▸ WHAT TO PRODUCE: Return only the lines running from the one that contains "Extract the structured" through the end of the entries, exactly, both ends included. Omit pictures.

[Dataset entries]
┌──

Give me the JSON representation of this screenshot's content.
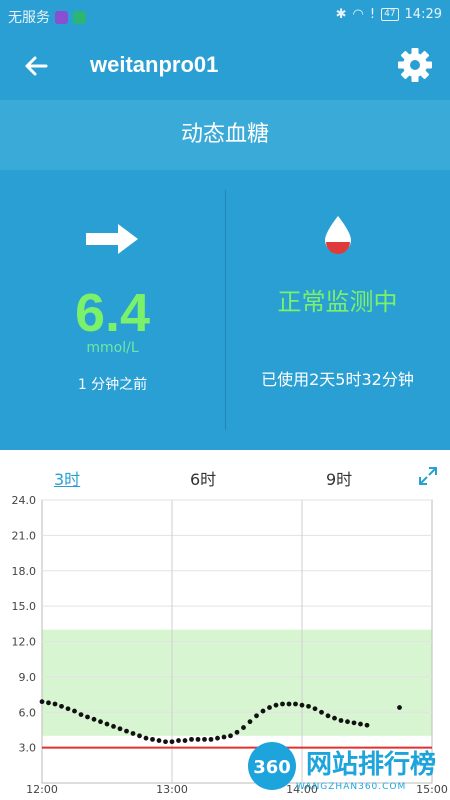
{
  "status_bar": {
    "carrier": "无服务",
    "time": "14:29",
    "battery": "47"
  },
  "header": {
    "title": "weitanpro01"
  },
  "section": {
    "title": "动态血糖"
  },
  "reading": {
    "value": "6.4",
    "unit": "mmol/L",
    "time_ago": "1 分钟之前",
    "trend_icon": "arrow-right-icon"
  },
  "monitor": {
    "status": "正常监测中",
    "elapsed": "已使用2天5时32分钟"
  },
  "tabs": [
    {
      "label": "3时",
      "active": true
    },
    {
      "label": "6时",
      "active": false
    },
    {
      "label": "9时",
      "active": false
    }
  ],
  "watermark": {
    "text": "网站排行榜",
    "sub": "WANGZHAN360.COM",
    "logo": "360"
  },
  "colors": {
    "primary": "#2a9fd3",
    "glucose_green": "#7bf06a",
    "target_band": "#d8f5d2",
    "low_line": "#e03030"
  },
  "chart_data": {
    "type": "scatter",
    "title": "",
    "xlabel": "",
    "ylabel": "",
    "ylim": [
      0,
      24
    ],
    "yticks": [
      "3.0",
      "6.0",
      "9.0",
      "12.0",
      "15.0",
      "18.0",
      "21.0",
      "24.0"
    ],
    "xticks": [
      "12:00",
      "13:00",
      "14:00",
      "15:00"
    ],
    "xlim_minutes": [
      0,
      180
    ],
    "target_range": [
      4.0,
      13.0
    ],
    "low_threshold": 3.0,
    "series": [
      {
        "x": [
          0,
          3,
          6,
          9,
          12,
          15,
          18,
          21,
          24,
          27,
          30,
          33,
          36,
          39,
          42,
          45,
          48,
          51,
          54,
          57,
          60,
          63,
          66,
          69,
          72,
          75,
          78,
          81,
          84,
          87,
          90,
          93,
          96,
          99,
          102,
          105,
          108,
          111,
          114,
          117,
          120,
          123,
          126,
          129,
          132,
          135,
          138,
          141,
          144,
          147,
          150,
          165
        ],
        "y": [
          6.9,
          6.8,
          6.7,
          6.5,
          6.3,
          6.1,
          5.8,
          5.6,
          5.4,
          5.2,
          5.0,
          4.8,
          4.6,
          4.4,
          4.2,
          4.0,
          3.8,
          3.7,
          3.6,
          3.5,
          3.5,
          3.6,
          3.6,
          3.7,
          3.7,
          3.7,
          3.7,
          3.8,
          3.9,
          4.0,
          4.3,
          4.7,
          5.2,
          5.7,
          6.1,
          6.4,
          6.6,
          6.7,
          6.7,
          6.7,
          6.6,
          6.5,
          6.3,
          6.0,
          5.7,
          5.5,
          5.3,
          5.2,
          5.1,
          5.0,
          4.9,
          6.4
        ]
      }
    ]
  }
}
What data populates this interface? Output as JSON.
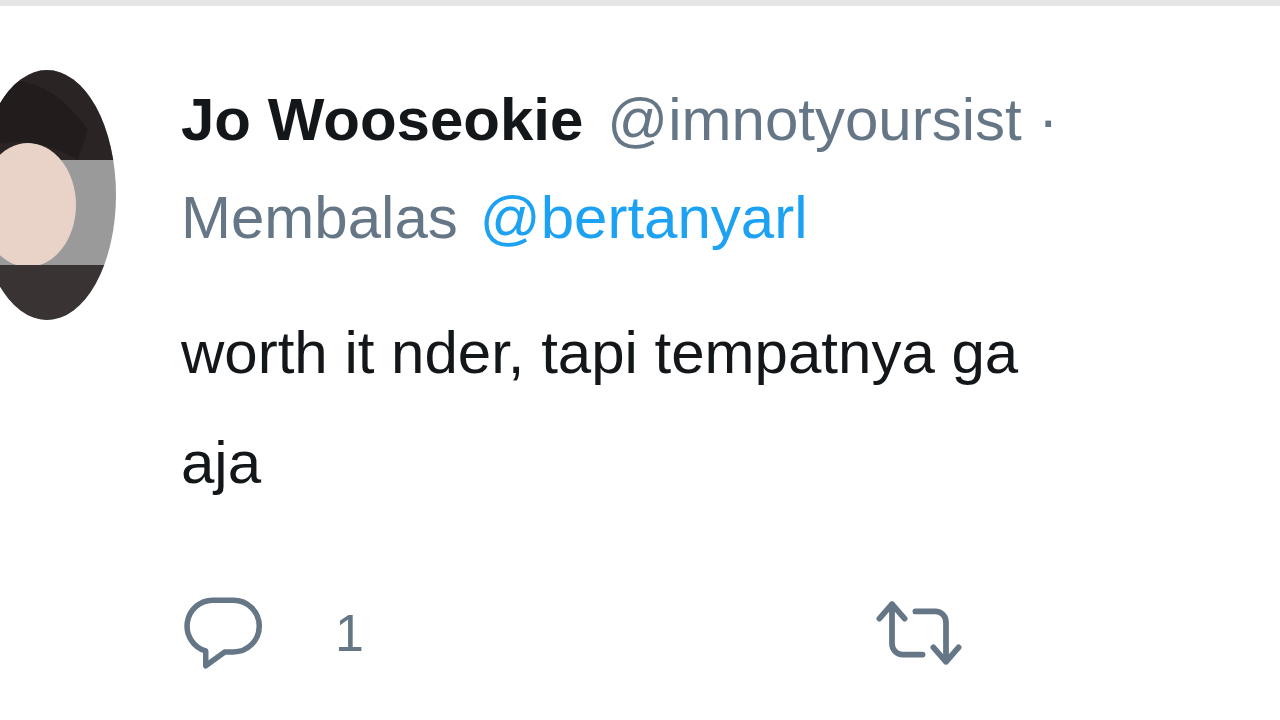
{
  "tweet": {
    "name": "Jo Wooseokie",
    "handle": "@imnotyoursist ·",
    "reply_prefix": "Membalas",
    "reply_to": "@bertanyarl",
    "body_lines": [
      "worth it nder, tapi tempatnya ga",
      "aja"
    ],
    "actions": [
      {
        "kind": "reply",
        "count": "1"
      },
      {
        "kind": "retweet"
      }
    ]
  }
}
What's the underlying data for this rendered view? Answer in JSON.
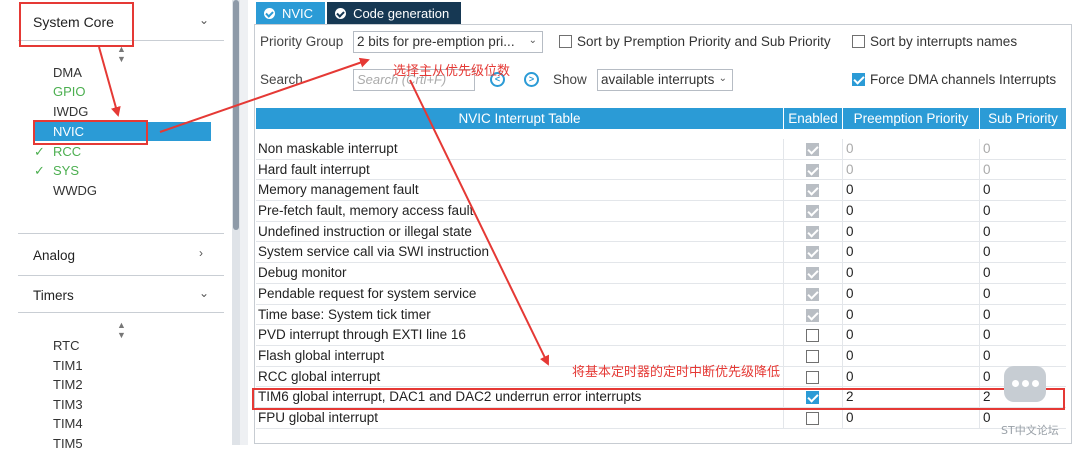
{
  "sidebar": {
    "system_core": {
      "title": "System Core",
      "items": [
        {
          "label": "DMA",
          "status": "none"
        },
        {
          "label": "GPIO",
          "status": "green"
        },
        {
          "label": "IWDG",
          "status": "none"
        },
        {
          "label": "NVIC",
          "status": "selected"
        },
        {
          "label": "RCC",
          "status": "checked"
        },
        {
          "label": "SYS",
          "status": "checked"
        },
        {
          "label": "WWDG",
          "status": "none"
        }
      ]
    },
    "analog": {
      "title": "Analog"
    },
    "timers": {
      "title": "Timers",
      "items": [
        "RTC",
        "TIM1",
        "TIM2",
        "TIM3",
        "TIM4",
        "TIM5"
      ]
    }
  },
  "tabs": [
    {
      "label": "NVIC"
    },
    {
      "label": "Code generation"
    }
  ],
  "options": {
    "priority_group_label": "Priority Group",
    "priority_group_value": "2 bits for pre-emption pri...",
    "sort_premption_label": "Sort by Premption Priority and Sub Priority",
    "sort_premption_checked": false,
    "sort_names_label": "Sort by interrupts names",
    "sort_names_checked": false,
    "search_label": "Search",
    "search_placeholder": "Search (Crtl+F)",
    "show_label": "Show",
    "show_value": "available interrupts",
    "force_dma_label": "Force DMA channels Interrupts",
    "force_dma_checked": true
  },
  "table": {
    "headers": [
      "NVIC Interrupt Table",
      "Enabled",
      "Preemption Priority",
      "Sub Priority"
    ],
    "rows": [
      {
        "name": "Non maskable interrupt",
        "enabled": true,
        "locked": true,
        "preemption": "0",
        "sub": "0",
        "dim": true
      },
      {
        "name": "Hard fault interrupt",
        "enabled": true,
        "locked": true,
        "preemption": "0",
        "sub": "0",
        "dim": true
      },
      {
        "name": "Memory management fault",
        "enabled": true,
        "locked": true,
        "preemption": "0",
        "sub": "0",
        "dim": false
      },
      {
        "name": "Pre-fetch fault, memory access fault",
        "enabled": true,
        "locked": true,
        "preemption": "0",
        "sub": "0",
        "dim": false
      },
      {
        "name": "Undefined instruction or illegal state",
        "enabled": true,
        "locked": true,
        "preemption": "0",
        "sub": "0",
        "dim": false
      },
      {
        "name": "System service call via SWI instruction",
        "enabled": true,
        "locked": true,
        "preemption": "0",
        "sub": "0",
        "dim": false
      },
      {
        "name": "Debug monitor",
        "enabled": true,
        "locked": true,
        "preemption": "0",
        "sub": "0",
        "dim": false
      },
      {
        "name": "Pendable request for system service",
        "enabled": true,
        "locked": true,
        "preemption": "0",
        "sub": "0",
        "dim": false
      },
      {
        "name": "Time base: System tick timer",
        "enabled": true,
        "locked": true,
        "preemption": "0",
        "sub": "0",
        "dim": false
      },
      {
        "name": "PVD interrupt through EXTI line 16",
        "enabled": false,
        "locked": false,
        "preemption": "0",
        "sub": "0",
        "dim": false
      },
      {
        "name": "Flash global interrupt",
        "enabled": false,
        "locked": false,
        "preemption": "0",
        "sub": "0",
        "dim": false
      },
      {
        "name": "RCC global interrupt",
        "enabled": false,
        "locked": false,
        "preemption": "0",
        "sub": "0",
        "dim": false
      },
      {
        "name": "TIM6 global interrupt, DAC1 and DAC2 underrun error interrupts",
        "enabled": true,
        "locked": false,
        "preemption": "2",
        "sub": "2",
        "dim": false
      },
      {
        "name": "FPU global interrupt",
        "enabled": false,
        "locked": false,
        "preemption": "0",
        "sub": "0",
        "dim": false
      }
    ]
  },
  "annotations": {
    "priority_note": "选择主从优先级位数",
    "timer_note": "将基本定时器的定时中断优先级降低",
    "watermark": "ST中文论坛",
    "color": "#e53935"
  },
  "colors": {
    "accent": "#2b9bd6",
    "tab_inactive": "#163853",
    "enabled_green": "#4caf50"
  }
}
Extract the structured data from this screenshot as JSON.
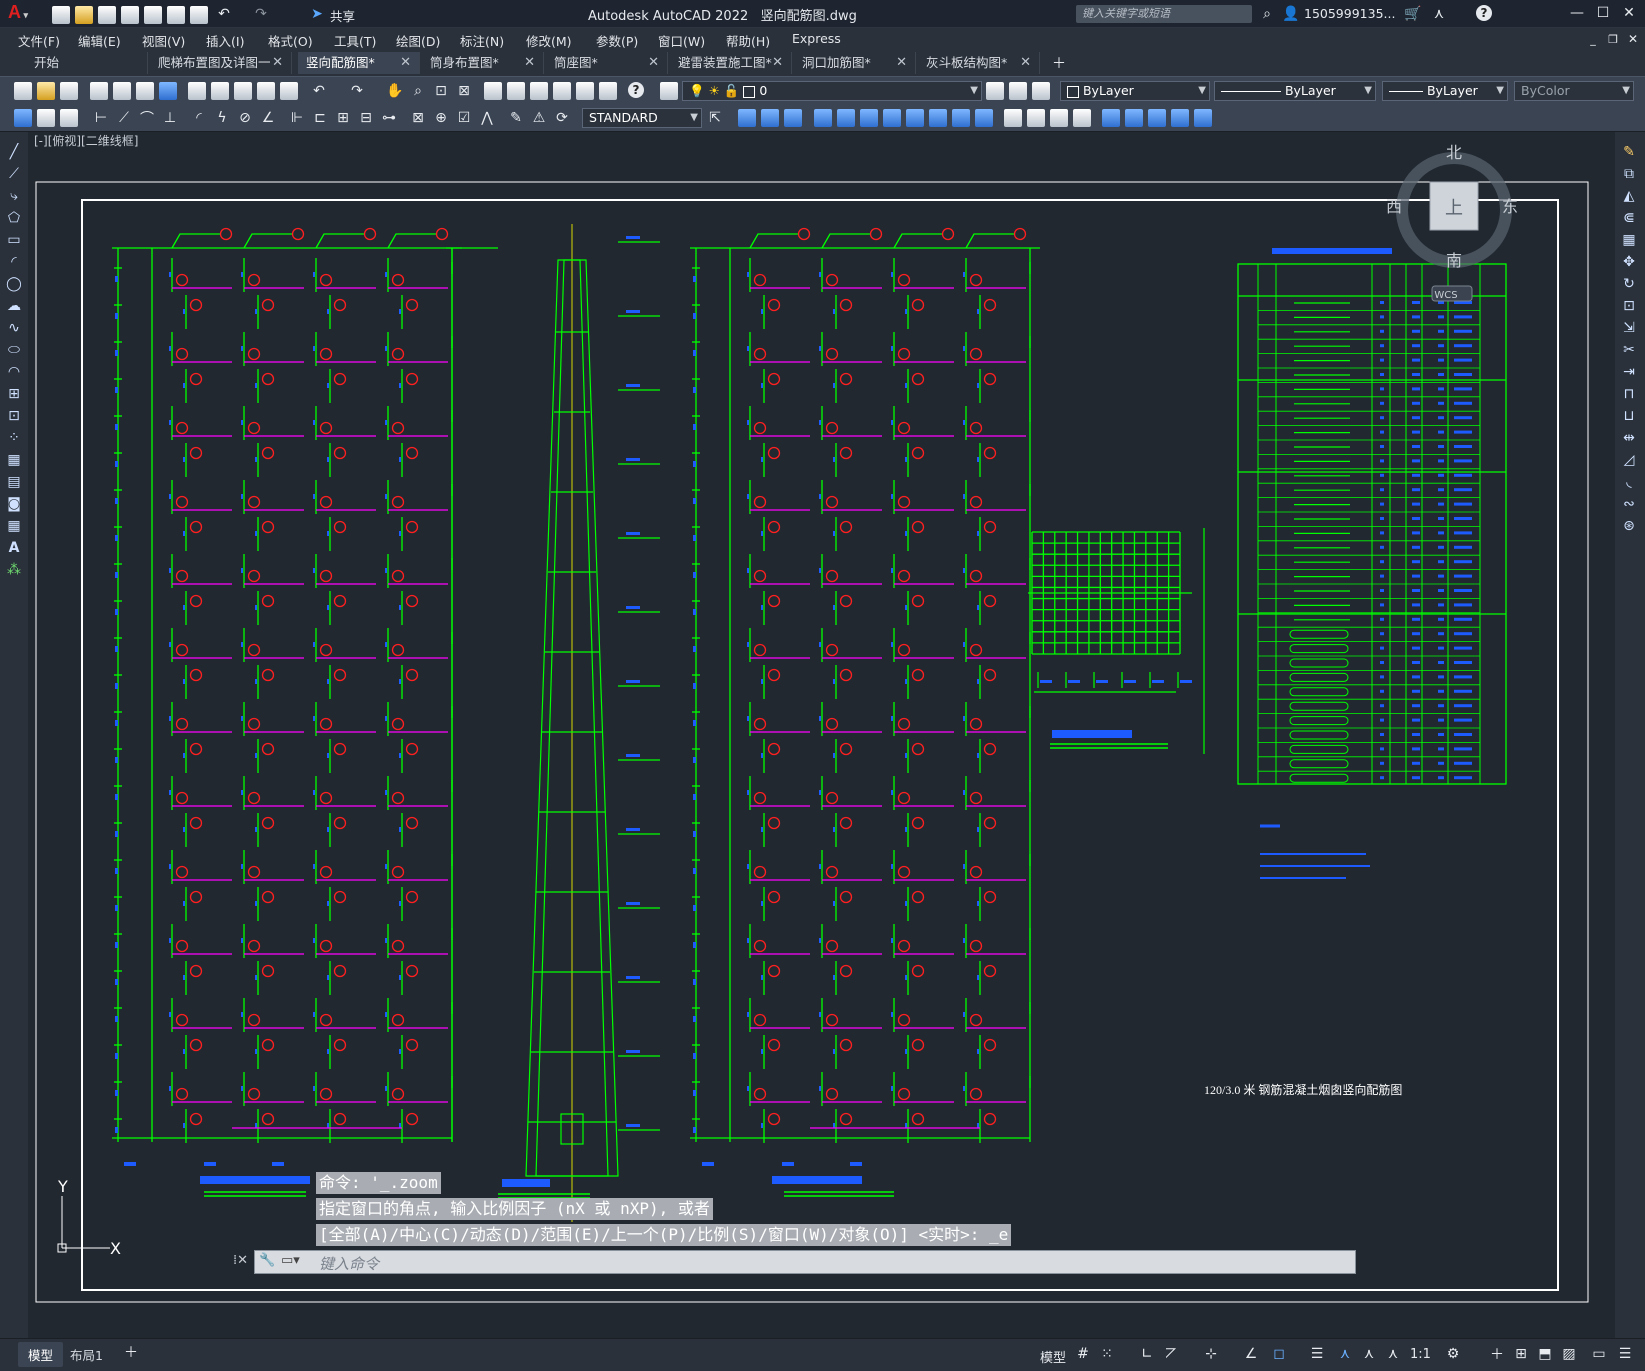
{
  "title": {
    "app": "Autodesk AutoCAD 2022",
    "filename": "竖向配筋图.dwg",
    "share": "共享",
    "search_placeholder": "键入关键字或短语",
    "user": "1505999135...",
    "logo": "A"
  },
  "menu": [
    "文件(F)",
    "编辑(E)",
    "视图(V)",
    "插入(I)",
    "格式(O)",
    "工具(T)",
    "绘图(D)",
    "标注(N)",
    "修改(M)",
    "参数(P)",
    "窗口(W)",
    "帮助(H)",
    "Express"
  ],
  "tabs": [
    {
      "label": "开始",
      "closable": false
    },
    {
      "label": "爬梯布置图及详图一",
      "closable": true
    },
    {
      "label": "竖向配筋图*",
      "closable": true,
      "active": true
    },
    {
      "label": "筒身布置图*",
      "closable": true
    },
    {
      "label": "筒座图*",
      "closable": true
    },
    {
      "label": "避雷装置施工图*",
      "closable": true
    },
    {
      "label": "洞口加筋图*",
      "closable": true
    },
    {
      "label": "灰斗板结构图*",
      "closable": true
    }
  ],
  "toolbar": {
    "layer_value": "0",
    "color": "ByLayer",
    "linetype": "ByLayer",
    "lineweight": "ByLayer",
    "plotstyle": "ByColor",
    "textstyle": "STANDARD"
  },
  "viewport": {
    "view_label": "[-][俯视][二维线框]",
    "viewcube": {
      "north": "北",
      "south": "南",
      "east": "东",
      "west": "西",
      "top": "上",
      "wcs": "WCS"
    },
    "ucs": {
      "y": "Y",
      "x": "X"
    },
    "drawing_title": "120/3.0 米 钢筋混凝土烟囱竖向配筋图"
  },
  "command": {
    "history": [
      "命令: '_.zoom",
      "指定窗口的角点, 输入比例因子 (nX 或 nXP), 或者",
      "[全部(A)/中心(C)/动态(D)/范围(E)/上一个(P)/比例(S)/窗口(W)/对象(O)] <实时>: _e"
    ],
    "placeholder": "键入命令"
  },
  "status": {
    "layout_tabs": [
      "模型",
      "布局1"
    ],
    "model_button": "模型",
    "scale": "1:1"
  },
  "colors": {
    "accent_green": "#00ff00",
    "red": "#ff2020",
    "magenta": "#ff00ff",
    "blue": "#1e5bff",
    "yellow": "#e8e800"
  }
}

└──

▸ RESULT FOR THIS TASK:
Extract the structured data from this screenshot as JSON.
{
  "title": {
    "app": "Autodesk AutoCAD 2022",
    "filename": "竖向配筋图.dwg",
    "share": "共享",
    "search_placeholder": "键入关键字或短语",
    "user": "1505999135...",
    "logo": "A"
  },
  "menu": [
    "文件(F)",
    "编辑(E)",
    "视图(V)",
    "插入(I)",
    "格式(O)",
    "工具(T)",
    "绘图(D)",
    "标注(N)",
    "修改(M)",
    "参数(P)",
    "窗口(W)",
    "帮助(H)",
    "Express"
  ],
  "tabs": [
    {
      "label": "开始",
      "closable": false
    },
    {
      "label": "爬梯布置图及详图一",
      "closable": true
    },
    {
      "label": "竖向配筋图*",
      "closable": true,
      "active": true
    },
    {
      "label": "筒身布置图*",
      "closable": true
    },
    {
      "label": "筒座图*",
      "closable": true
    },
    {
      "label": "避雷装置施工图*",
      "closable": true
    },
    {
      "label": "洞口加筋图*",
      "closable": true
    },
    {
      "label": "灰斗板结构图*",
      "closable": true
    }
  ],
  "toolbar": {
    "layer_value": "0",
    "color": "ByLayer",
    "linetype": "ByLayer",
    "lineweight": "ByLayer",
    "plotstyle": "ByColor",
    "textstyle": "STANDARD"
  },
  "viewport": {
    "view_label": "[-][俯视][二维线框]",
    "viewcube": {
      "north": "北",
      "south": "南",
      "east": "东",
      "west": "西",
      "top": "上",
      "wcs": "WCS"
    },
    "ucs": {
      "y": "Y",
      "x": "X"
    },
    "drawing_title": "120/3.0 米 钢筋混凝土烟囱竖向配筋图"
  },
  "command": {
    "history": [
      "命令: '_.zoom",
      "指定窗口的角点, 输入比例因子 (nX 或 nXP), 或者",
      "[全部(A)/中心(C)/动态(D)/范围(E)/上一个(P)/比例(S)/窗口(W)/对象(O)] <实时>: _e"
    ],
    "placeholder": "键入命令"
  },
  "status": {
    "layout_tabs": [
      "模型",
      "布局1"
    ],
    "model_button": "模型",
    "scale": "1:1"
  },
  "colors": {
    "accent_green": "#00ff00",
    "red": "#ff2020",
    "magenta": "#ff00ff",
    "blue": "#1e5bff",
    "yellow": "#e8e800"
  }
}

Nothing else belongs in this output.